"Anxiety is the dizziness of freedom."
- Soren Kierkegaard
I've tended to write a great deal about autonomy. To me, it seems like a compelling motivation and I tend to forget that all of us subordinate it to other goals at times. Sometimes freedom of choice is simply overwhelming and we'd much prefer a prescription. "Take these classes and then pursue this exciting career as an airport kiosk tender. Trust us, it's the best you can do."
It's worth remembering that the peasants in Prussia ran to the defense of royalty - the very peasants whose lives were miserable and poor. A similar thing happened during the French Revolution. To this day, some people prefer strong leaders, even if their conditions under them are miserable.
I once heard management consultant Peter Block state, "Leadership is a collusion between control freaks and the irresponsible." The very notion of strong leadership may rest of the fact of a significant portion of the population having what we might, somewhat delicately, call psychological issues.
Sometime between the age of 15 and 30, we tell our children that there is no such thing as a free lunch - this after they've been eating them all their lives. Development transitions are tricky. I suspect that we're at a point in history where progress will depend on a critical mass of the population rejecting a model of leadership that we've been dependent upon for centuries.
One way to look at the Protestant Reformation is to see it as a rejection of the strong leader in the form of a pope. The idea at the heart of the Protestant Revolution is that the individual would, ultimately, be responsible for his or her own salvation and peace. The neurotic conditions such a burden can trigger would be itself worthy of its own thesis, but it is freedom.

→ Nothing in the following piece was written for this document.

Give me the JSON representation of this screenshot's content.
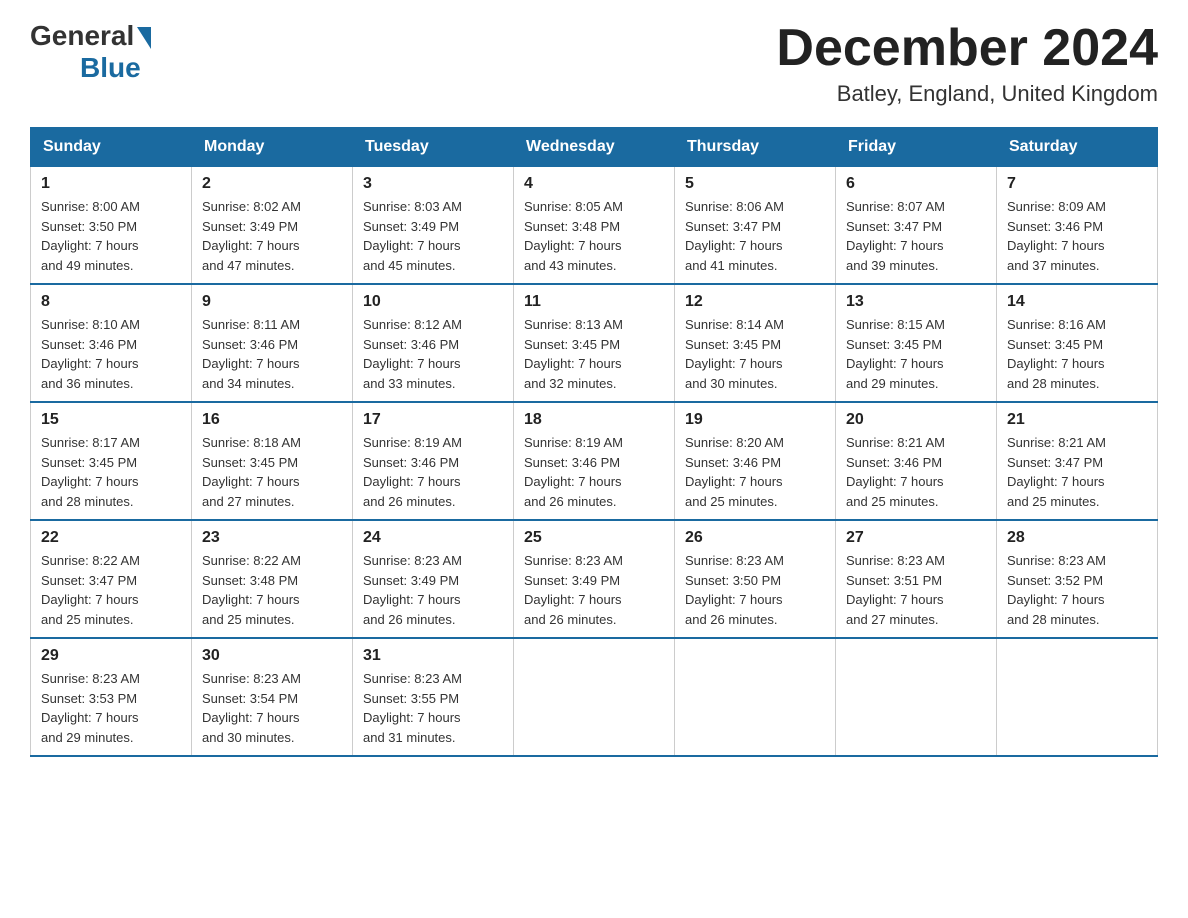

It is easy to see the Enlightenment-era overthrow of monarchs as another chapter in the rejection of strong leaders.
Given that history never looks like history when you're living through it, many have missed the overthrow of the banker as the strong leader who determines whether you deserve credit and how long you have to pay back loans. The credit card is both symbol of, and means for, the individual freedom to decide whether or not to incur debt and how quickly to pay it back. As with freedom of religion and democracy, credit has been a promise and a threat. Those in poverty in the 19th century may have felt like victims of fate, whereas today's bankrupt may well feel like victims of their own choices (or the fine print of clever lawyers).
Freedom from strong leadership brings with it a particular accountability that all of us would like to shirk at times. But I do think that once a person gets past the existential void of "but what do I do if not what has been prescribed for me?" this freedom is empowering.
Rather than ask ourselves "Who will be president in 2008?" we might ask ourselves, "Who will I be in the game of politics in 2008?" We should continually remind ourselves to be our own leaders. Companies are desperate for our business. Politicians are desperate for our votes. If we lead, they will follow. Where else would they go?